Senior Russell Fearon is one of the top nine candidates, and the only college student,  in the American Heart Association’s Empowered to Serve business accelerator program.

Scott Willis / WAER-FM 88.3

SUNY ESF and Clarkson University have partnered to co-lead a new Center of Excellence to research and solve threats to the state’s water resources.  CoE co-directors Chris Nomura of ESF and Robin Hannigan of Clarkson say both institutions have complementary skill sets to address problems in depth, from invasive species and harmful algal blooms, to pesticides and pharmaceutical drugs. 

Leo Tully / WAER News

Nearly a dozen corner stores in Syracuse are now participating in a program aimed at offering healthier food choices, especially to children.  A new report showed that more than 14 percent of children in New York have obesity, placing the state 25th in the country.  
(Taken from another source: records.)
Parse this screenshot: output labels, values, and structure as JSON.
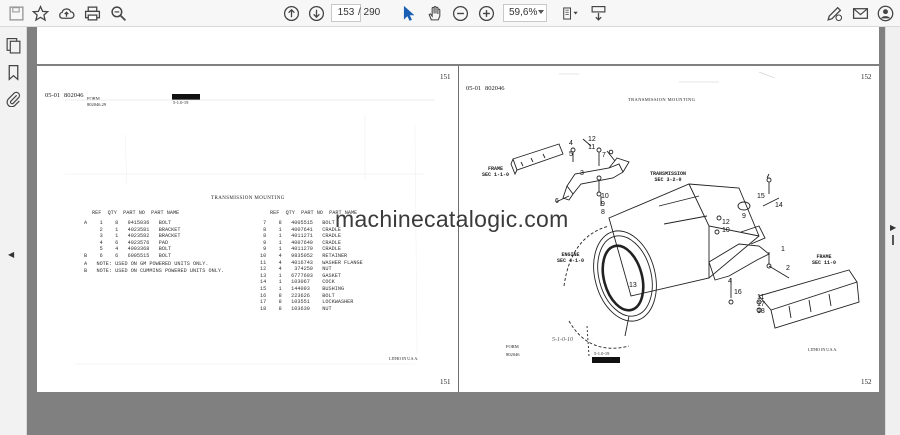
{
  "toolbar": {
    "page_current": "153",
    "page_total": "/ 290",
    "zoom": "59,6%"
  },
  "watermark": "machinecatalogic.com",
  "left_page": {
    "page_no_top": "151",
    "page_no_bottom": "151",
    "ref_code": "05-01",
    "book_no": "802046",
    "form_label": "FORM",
    "form_no": "802046.29",
    "stamp": "5-1.0-19",
    "section_title": "TRANSMISSION MOUNTING",
    "litho": "LITHO IN U.S.A.",
    "table_left_header": "REF  QTY  PART NO  PART NAME",
    "table_left_rows": [
      "A    1    8   9415036   BOLT",
      "     2    1   4023581   BRACKET",
      "     3    1   4023582   BRACKET",
      "     4    6   4023576   PAD",
      "     5    4   4003368   BOLT",
      "B    6    6   6005515   BOLT"
    ],
    "table_right_header": "REF  QTY  PART NO  PART NAME",
    "table_right_rows": [
      " 7    8   4005515   BOLT",
      " 8    1   4007641   CRADLE",
      " 8    1   4011271   CRADLE",
      " 9    1   4007640   CRADLE",
      " 9    1   4011270   CRADLE",
      "10    4   9835052   RETAINER",
      "11    4   4016743   WASHER FLANGE",
      "12    4    374250   NUT",
      "13    1   6777693   GASKET",
      "14    1   103067    COCK",
      "15    1   144093    BUSHING",
      "16    8   223626    BOLT",
      "17    8   103551    LOCKWASHER",
      "18    8   103639    NUT"
    ],
    "notes": [
      "A   NOTE: USED ON GM POWERED UNITS ONLY.",
      "B   NOTE: USED ON CUMMINS POWERED UNITS ONLY."
    ]
  },
  "right_page": {
    "page_no_top": "152",
    "page_no_bottom": "152",
    "ref_code": "05-01",
    "book_no": "802046",
    "section_title": "TRANSMISSION MOUNTING",
    "form_label": "FORM",
    "form_no": "802046",
    "stamp": "5-1.0-19",
    "handwritten": "5-1-0-10",
    "litho": "LITHO IN U.S.A.",
    "labels": {
      "frame_left": "FRAME\nSEC 1-1-0",
      "transmission": "TRANSMISSION\nSEC 3-2-0",
      "engine": "ENGINE\nSEC 4-1-0",
      "frame_right": "FRAME\nSEC 11-0"
    },
    "callouts": [
      "4",
      "5",
      "12",
      "11",
      "7",
      "3",
      "10",
      "9",
      "8",
      "6",
      "13",
      "15",
      "14",
      "9",
      "12",
      "10",
      "1",
      "4",
      "2",
      "16",
      "11",
      "17",
      "18"
    ]
  }
}
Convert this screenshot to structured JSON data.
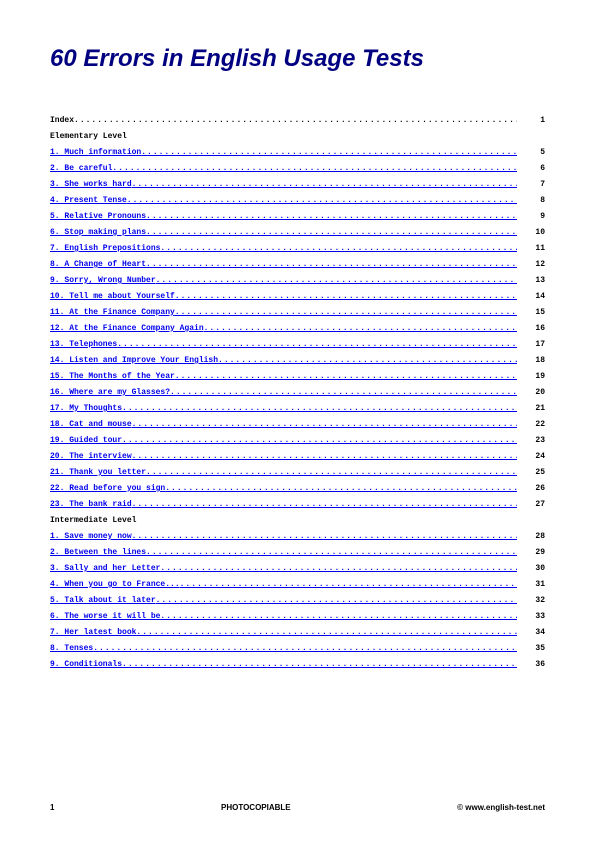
{
  "title": "60 Errors in English Usage Tests",
  "index": {
    "label": "Index",
    "page": "1"
  },
  "sections": [
    {
      "heading": "Elementary Level",
      "items": [
        {
          "n": "1",
          "label": "Much information",
          "page": "5"
        },
        {
          "n": "2",
          "label": "Be careful",
          "page": "6"
        },
        {
          "n": "3",
          "label": "She works hard",
          "page": "7"
        },
        {
          "n": "4",
          "label": "Present Tense",
          "page": "8"
        },
        {
          "n": "5",
          "label": "Relative Pronouns",
          "page": "9"
        },
        {
          "n": "6",
          "label": "Stop making plans",
          "page": "10"
        },
        {
          "n": "7",
          "label": "English Prepositions",
          "page": "11"
        },
        {
          "n": "8",
          "label": "A Change of Heart",
          "page": "12"
        },
        {
          "n": "9",
          "label": "Sorry, Wrong Number",
          "page": "13"
        },
        {
          "n": "10",
          "label": "Tell me about Yourself",
          "page": "14"
        },
        {
          "n": "11",
          "label": "At the Finance Company",
          "page": "15"
        },
        {
          "n": "12",
          "label": "At the Finance Company Again",
          "page": "16"
        },
        {
          "n": "13",
          "label": "Telephones",
          "page": "17"
        },
        {
          "n": "14",
          "label": "Listen and Improve Your English",
          "page": "18"
        },
        {
          "n": "15",
          "label": "The Months of the Year",
          "page": "19"
        },
        {
          "n": "16",
          "label": "Where are my Glasses?",
          "page": "20"
        },
        {
          "n": "17",
          "label": "My Thoughts",
          "page": "21"
        },
        {
          "n": "18",
          "label": "Cat and mouse",
          "page": "22"
        },
        {
          "n": "19",
          "label": "Guided tour",
          "page": "23"
        },
        {
          "n": "20",
          "label": "The interview",
          "page": "24"
        },
        {
          "n": "21",
          "label": "Thank you letter",
          "page": "25"
        },
        {
          "n": "22",
          "label": "Read before you sign",
          "page": "26"
        },
        {
          "n": "23",
          "label": "The bank raid",
          "page": "27"
        }
      ]
    },
    {
      "heading": "Intermediate Level",
      "items": [
        {
          "n": "1",
          "label": "Save money now",
          "page": "28"
        },
        {
          "n": "2",
          "label": "Between the lines",
          "page": "29"
        },
        {
          "n": "3",
          "label": "Sally and her Letter",
          "page": "30"
        },
        {
          "n": "4",
          "label": "When you go to France...",
          "page": "31"
        },
        {
          "n": "5",
          "label": "Talk about it later",
          "page": "32"
        },
        {
          "n": "6",
          "label": "The worse it will be",
          "page": "33"
        },
        {
          "n": "7",
          "label": "Her latest book",
          "page": "34"
        },
        {
          "n": "8",
          "label": "Tenses",
          "page": "35"
        },
        {
          "n": "9",
          "label": "Conditionals",
          "page": "36"
        }
      ]
    }
  ],
  "footer": {
    "page": "1",
    "center": "PHOTOCOPIABLE",
    "right": "© www.english-test.net"
  }
}
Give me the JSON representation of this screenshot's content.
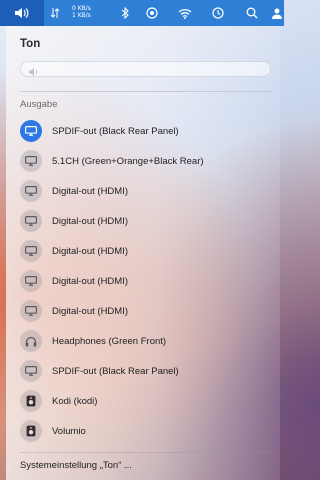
{
  "menubar": {
    "netspeed_up": "0 KB/s",
    "netspeed_down": "1 KB/s",
    "icons": [
      "volume-icon",
      "network-speed-icon",
      "bluetooth-icon",
      "focus-icon",
      "wifi-icon",
      "clock-icon",
      "search-icon",
      "user-icon"
    ]
  },
  "sound_menu": {
    "title": "Ton",
    "volume_level": 0.0,
    "output_header": "Ausgabe",
    "devices": [
      {
        "label": "SPDIF-out (Black Rear Panel)",
        "icon": "display-icon",
        "selected": true
      },
      {
        "label": "5.1CH (Green+Orange+Black Rear)",
        "icon": "display-icon",
        "selected": false
      },
      {
        "label": "Digital-out (HDMI)",
        "icon": "display-icon",
        "selected": false
      },
      {
        "label": "Digital-out (HDMI)",
        "icon": "display-icon",
        "selected": false
      },
      {
        "label": "Digital-out (HDMI)",
        "icon": "display-icon",
        "selected": false
      },
      {
        "label": "Digital-out (HDMI)",
        "icon": "display-icon",
        "selected": false
      },
      {
        "label": "Digital-out (HDMI)",
        "icon": "display-icon",
        "selected": false
      },
      {
        "label": "Headphones (Green Front)",
        "icon": "headphones-icon",
        "selected": false
      },
      {
        "label": "SPDIF-out (Black Rear Panel)",
        "icon": "display-icon",
        "selected": false
      },
      {
        "label": "Kodi (kodi)",
        "icon": "speaker-icon",
        "selected": false
      },
      {
        "label": "Volumio",
        "icon": "speaker-icon",
        "selected": false
      }
    ],
    "settings_link": "Systemeinstellung „Ton“ ..."
  },
  "colors": {
    "accent": "#2d77e6",
    "menubar": "#2f7fd6"
  }
}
Scott Willis / WAER News

Monday was Columbus Day on the calendar, but at Syracuse University and over a hundred other places across the nation, Native and Non-Native Americans gathered to mark Indigenous Peoples’ Day. Syracuse University sophomore Chase Scanlon from the Seneca Nation in Western New York and Regina Jones, Assistant Director of the Native Student Program shared their thoughts on Columbus Day.

U.S. Department of Agriculture

A first-ever report on childhood obesity finds 14.4% of children in New York ages 10 to 17 have obesity.  That’s slightly below the national average, and puts the state at 25th in the nation.

"New York kind of likes to position itself as a leader, especially among public health issues," said Caitlyn O'Brien. "So I definitely think it's a little bit shocking to see that we have such high rates of childhood obesity."

provided photo / Kristin Mosher/Neighbors of the Onondaga Nation


Monday marks the traditional Columbus Day holiday, but some members of the community will instead be celebrating Indigenous Peoples' Day at Syracuse’s Inner Harbor.  Organizers say there’s been a growing movement to change the commemoration.   Andy Mager with Neighbors of the Onondaga Nation says they’re also trying to educate people about the slaughter and slavery brought about by Columbus and others that followed.

Scott Willis/WAER News

More than 50 Syracuse community members joined others across the nation Friday to protest the refugee camps along the Mexico-United States border.

“Close the camps!, close the camps!, close the camps!...” they chanted.

Worker’s Center of Central New York organizer Kayla Kelechian says President Trump’s immigration policies are adding to a pre-existing problem. 

Two Syracuse Companies to Add 400 Jobs as Part of Major Expansions

Oct 10, 2019
Governor Cuomo's flickr page

More than 400 new jobs will be created in Syracuse as two industry leading companies plan major expansions of their operations.  Bankers Healthcare Group will add 330 employees to its payroll, and JMA Wireless will hire 100 new workers.  

Scott Willis / WAER News

Senator Kirsten Gillibrand made a stop in Syracuse Wednesday to announce legislation that aims to reverse decades of segregation and limited opportunity caused by I-81 through the city. 

Longtime Onondaga County District Attorney Bill Fitzpatrick will be joined by his two opponents Thursday evening at a forum that aims to engage residents on the importance of the county’s top lawyer.